“I don’t think this proves inequity and I don’t think it’s right to interpret the data that way,” he said in an interview Thursday. “The jury is still out on it.”
Joe Kanter, the state’s top medical officer, says the demographic information is poor because hospitals and pharmacies aren’t prioritizing the tracking of it.
“We have no way to track this unless we get the good information,” Kanter said at a press conference Friday.
Earlier in the week, the Department of Health sent a memo to the hospitals, pharmacies and other entities distributing the vaccine reminding them to record the race of vaccine recipients into the federal database that tracks vaccine distribution.
“It is the expectation of LDH that providers will accurately enter the self-reported race of patients/recipients into [the federal database]; routinely selecting other as a default in the race field is not acceptable and will hinder the state’s ability to understand and address inequities in vaccine distribution,” the memo read.
On Friday afternoon, the health equity task force was told that part of the problem was different hospitals and pharmacies were using different words and formats to distinguish race. One provider used “African” instead of “African American” or “Black” as an identity. Louisiana Department of Health has now clarified what language should be used by all providers when it comes to race and ethnicity, LaVeist said.
But even if there was more accurate data being collected on who is receiving the vaccine, it would still be difficult to determine whether it’s been distributed equitably. Only about 900,000 people of Louisiana’s 4.6 million-person population are eligible to receive the vaccine right now. It’s limited mostly to health care workers, nursing home residents, and people age 70 and above — and the state does not know what percentage of those people identify as African American or another minority.
Black people make up about a third of Louisiana’s population in general, but they likely make up a smaller percentage of the people who qualify to receive the vaccine, LaVeist said.

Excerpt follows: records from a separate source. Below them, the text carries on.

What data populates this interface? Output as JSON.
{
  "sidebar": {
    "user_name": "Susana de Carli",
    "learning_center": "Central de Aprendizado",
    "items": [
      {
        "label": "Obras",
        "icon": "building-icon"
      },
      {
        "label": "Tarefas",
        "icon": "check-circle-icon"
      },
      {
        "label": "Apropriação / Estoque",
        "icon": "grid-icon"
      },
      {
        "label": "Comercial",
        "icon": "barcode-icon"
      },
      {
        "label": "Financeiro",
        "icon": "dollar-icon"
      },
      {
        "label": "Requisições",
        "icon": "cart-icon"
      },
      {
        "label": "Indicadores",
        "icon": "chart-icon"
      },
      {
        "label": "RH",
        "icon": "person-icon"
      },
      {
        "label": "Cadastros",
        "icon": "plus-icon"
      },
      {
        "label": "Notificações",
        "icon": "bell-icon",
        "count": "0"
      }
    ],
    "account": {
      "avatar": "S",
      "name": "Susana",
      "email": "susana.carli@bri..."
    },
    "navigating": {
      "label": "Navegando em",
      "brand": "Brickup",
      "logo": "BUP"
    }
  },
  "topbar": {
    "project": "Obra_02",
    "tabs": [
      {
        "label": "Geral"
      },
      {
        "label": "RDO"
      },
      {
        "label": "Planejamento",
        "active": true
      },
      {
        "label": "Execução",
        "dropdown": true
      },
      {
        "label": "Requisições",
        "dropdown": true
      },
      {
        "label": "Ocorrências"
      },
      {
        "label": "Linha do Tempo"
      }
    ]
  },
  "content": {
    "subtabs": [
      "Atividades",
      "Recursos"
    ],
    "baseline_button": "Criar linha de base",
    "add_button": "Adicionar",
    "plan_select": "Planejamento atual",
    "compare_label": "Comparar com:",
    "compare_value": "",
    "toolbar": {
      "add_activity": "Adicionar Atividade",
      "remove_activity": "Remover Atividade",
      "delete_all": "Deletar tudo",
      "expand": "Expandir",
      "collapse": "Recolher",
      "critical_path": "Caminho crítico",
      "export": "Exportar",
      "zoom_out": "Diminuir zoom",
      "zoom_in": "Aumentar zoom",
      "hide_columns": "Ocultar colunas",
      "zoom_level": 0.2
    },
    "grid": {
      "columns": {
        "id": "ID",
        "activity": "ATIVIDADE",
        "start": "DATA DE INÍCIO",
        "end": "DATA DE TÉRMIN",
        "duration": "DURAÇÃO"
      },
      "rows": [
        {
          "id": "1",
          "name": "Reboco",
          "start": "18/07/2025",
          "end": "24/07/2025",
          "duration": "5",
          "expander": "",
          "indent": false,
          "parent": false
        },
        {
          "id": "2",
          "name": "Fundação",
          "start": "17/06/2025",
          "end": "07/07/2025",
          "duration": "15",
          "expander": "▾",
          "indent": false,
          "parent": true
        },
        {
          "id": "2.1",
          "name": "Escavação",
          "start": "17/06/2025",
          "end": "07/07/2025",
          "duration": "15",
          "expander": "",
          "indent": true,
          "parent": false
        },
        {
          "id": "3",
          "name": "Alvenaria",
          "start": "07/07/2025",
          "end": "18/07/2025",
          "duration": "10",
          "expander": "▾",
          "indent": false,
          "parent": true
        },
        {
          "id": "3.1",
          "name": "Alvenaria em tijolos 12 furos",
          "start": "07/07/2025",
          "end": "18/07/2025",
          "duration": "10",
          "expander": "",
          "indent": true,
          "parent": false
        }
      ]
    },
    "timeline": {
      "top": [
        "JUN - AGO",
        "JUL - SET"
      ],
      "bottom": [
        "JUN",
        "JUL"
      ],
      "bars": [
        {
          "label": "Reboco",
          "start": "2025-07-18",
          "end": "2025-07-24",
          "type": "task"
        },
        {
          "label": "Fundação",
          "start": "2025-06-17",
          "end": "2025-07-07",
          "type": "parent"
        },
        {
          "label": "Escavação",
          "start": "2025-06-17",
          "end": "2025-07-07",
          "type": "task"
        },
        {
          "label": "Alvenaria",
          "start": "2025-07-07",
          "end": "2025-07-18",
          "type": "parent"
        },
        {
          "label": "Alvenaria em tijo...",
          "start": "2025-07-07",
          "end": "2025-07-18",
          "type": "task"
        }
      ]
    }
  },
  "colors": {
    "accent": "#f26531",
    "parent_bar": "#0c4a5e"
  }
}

For example, Black people have shorter lifespans due to current health care inequities, and make up a small percentage of the state’s population 70 years and older, LaVeist said.

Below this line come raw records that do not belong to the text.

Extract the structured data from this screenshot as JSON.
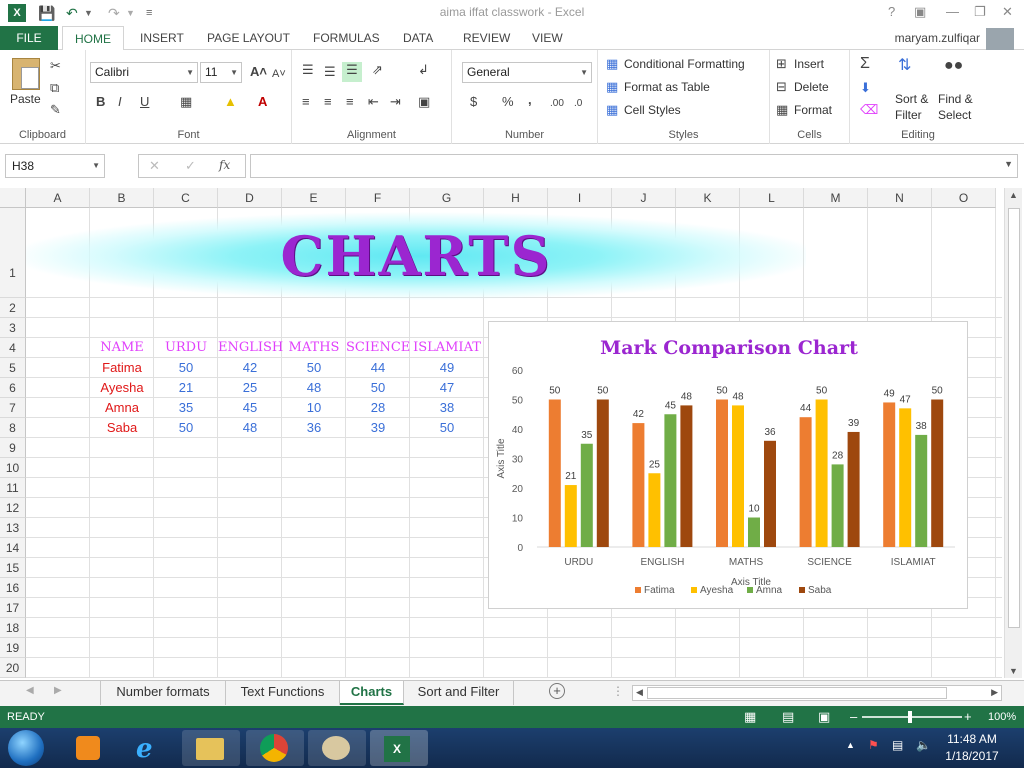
{
  "window": {
    "title": "aima iffat classwork - Excel",
    "app_icon_label": "X"
  },
  "ribbon": {
    "tabs": [
      "FILE",
      "HOME",
      "INSERT",
      "PAGE LAYOUT",
      "FORMULAS",
      "DATA",
      "REVIEW",
      "VIEW"
    ],
    "active_tab": "HOME",
    "user": "maryam.zulfiqar",
    "clipboard": {
      "paste": "Paste",
      "label": "Clipboard"
    },
    "font": {
      "name": "Calibri",
      "size": "11",
      "label": "Font",
      "bold": "B",
      "italic": "I",
      "underline": "U"
    },
    "alignment": {
      "label": "Alignment"
    },
    "number": {
      "format": "General",
      "label": "Number",
      "currency": "$",
      "percent": "%",
      "comma": ",",
      "inc_decimal": ".00",
      "dec_decimal": ".0"
    },
    "styles": {
      "conditional": "Conditional Formatting",
      "table": "Format as Table",
      "cell_styles": "Cell Styles",
      "label": "Styles"
    },
    "cells": {
      "insert": "Insert",
      "delete": "Delete",
      "format": "Format",
      "label": "Cells"
    },
    "editing": {
      "sort": "Sort &",
      "sort2": "Filter",
      "find": "Find &",
      "find2": "Select",
      "label": "Editing"
    }
  },
  "formula_bar": {
    "name_box": "H38",
    "fx": "fx",
    "value": ""
  },
  "columns": [
    "A",
    "B",
    "C",
    "D",
    "E",
    "F",
    "G",
    "H",
    "I",
    "J",
    "K",
    "L",
    "M",
    "N",
    "O"
  ],
  "rows": [
    "1",
    "2",
    "3",
    "4",
    "5",
    "6",
    "7",
    "8",
    "9",
    "10",
    "11",
    "12",
    "13",
    "14",
    "15",
    "16",
    "17",
    "18",
    "19",
    "20"
  ],
  "sheet": {
    "banner_title": "CHARTS",
    "headers": [
      "NAME",
      "URDU",
      "ENGLISH",
      "MATHS",
      "SCIENCE",
      "ISLAMIAT"
    ],
    "rows": [
      {
        "name": "Fatima",
        "values": [
          "50",
          "42",
          "50",
          "44",
          "49"
        ]
      },
      {
        "name": "Ayesha",
        "values": [
          "21",
          "25",
          "48",
          "50",
          "47"
        ]
      },
      {
        "name": "Amna",
        "values": [
          "35",
          "45",
          "10",
          "28",
          "38"
        ]
      },
      {
        "name": "Saba",
        "values": [
          "50",
          "48",
          "36",
          "39",
          "50"
        ]
      }
    ]
  },
  "chart_data": {
    "type": "bar",
    "title": "Mark Comparison Chart",
    "xlabel": "Axis Title",
    "ylabel": "Axis Title",
    "categories": [
      "URDU",
      "ENGLISH",
      "MATHS",
      "SCIENCE",
      "ISLAMIAT"
    ],
    "ylim": [
      0,
      60
    ],
    "yticks": [
      0,
      10,
      20,
      30,
      40,
      50,
      60
    ],
    "grid": false,
    "legend": "bottom",
    "series": [
      {
        "name": "Fatima",
        "color": "#ed7d31",
        "values": [
          50,
          42,
          50,
          44,
          49
        ]
      },
      {
        "name": "Ayesha",
        "color": "#ffc000",
        "values": [
          21,
          25,
          48,
          50,
          47
        ]
      },
      {
        "name": "Amna",
        "color": "#70ad47",
        "values": [
          35,
          45,
          10,
          28,
          38
        ]
      },
      {
        "name": "Saba",
        "color": "#9e480e",
        "values": [
          50,
          48,
          36,
          39,
          50
        ]
      }
    ]
  },
  "sheet_tabs": [
    "Number formats",
    "Text Functions",
    "Charts",
    "Sort and Filter"
  ],
  "active_sheet": "Charts",
  "status": {
    "mode": "READY",
    "zoom": "100%"
  },
  "taskbar": {
    "time": "11:48 AM",
    "date": "1/18/2017"
  },
  "colors": {
    "excel_green": "#217346",
    "title_purple": "#9b26d0",
    "header_magenta": "#e040fb",
    "name_red": "#e01818",
    "value_blue": "#3a6fd8"
  }
}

There is also concern that the Black community, in particular, might be reluctant to receive the COVID-19 vaccine. Government entities have a history of conducting experiments on the Black community, which has sowed distrust. Black patients are also not treated as well by health care providers in general, which can make them skeptical of care, LaVeist said.
National surveys show the Black community is more hesitant to receive the COVID-19 vaccine. In a June survey by the Louisiana Public Health Institute, 49 percent of Black respondents said they would take the vaccine, compared to 59 percent of White respondents.
In order to achieve herd immunity to COVID-19, experts have been saying around 70 percent of the population — maybe even a higher percentage — must get the vaccine. In Louisiana, it would be difficult to get a vaccination rate of 70 percent or higher if a significant portion of the Black community refuses to take it.
The Black community has also been disproportionately affected by the pandemic. Forty percent of the nearly 8,500 people who have died of COVID-19 in Louisiana were African American.